Albrecht Classen: The Middle Ages: 1. Geography and Time Frame (Article copied from: The Literary Encyclopedia, online at: http://www.litencyc.com/php/stopics.php?rec=true&UID=1354). Only the first 600 words are open access. The rest of the text can now be found in my book Medieval Answers to Modern Problems (2012)

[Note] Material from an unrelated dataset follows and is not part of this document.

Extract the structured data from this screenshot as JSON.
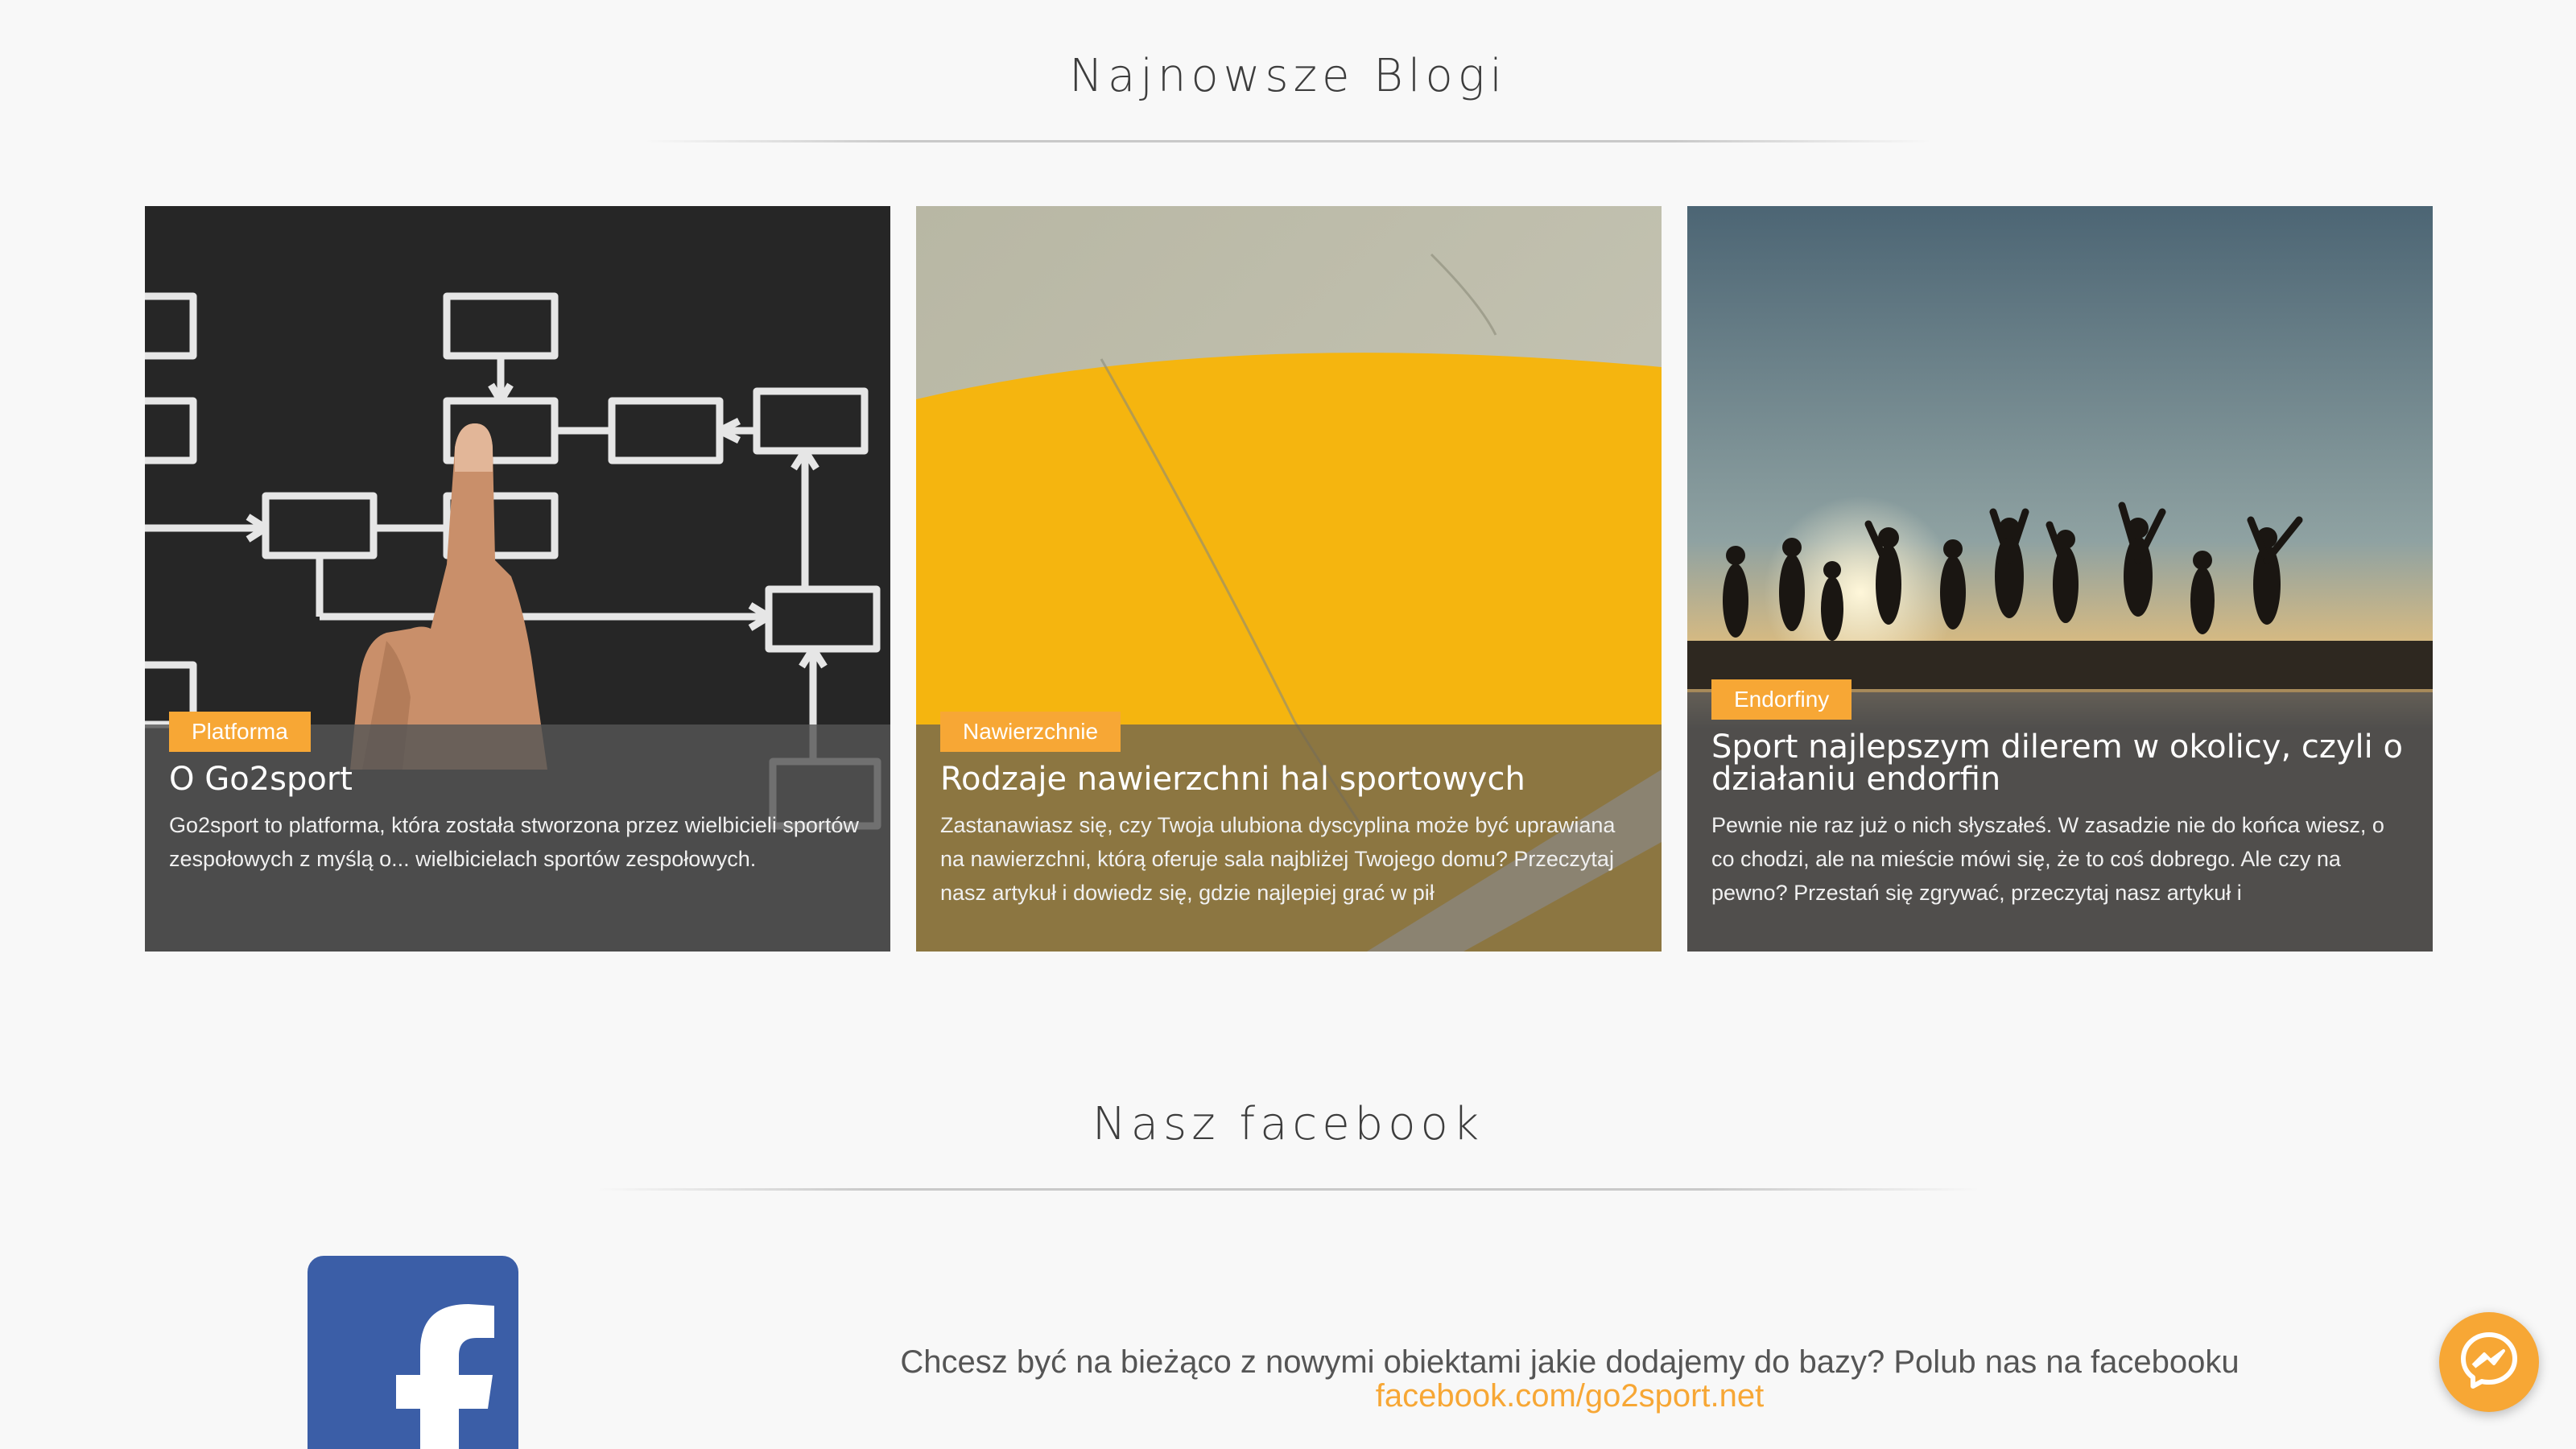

The European Middle Ages, despite its foreignness (alterity) and chronological distance to us today, exert tremendous fascination on people in the modern and postmodern world. In fact, the medieval world seems to be more alive and important for us today than ever before. There are movies with medieval themes (Crusades, Excalibur, Courtly Love, and the Nibelungen), movies focusing especially on the characters King Arthur, Robin Hood, Tristan, Saladin, Gawain, Merlin, and Joan of Arc; movie parodies such as Monty Python and the Holy Grail ); furthermore, novels inspired by (John Ronald Reuel Tolkien, The Lord of the Rings, 1954) or situated in the Middle Ages (Umberto Eco, The Name of the Rose, 1980 [also as a movie, 1986]); popular medieval festivals; and the recreation of medieval knighthood through groups such as the international Society for Creative Anachronism which organizes tournaments worldwide, but especially in the United States (http://www.sca.org). All this excitement, however, has also blinded us to the actual history and culture of the Middle Ages. The following essay will attempt to outline and discuss some of the basic features, forces, figures, intellectual movements, poets, and philosophers from that long time period (roughly 1000 years from ca. 500 through ca. 1500), though this survey can only provide a sketch of a past world that continues to have a huge impact on our own with respect to our fantasies, imaginations, but also our self-awareness, religious orientation, and, most important, our self-identity. Many areas that also would deserve to be discussed in greater detail are art history, the history of technology, the history of architecture, the history of agriculture and commerce, the history of gender relations, the history of foodstuff, clothing, and medicine, and the history of warfare.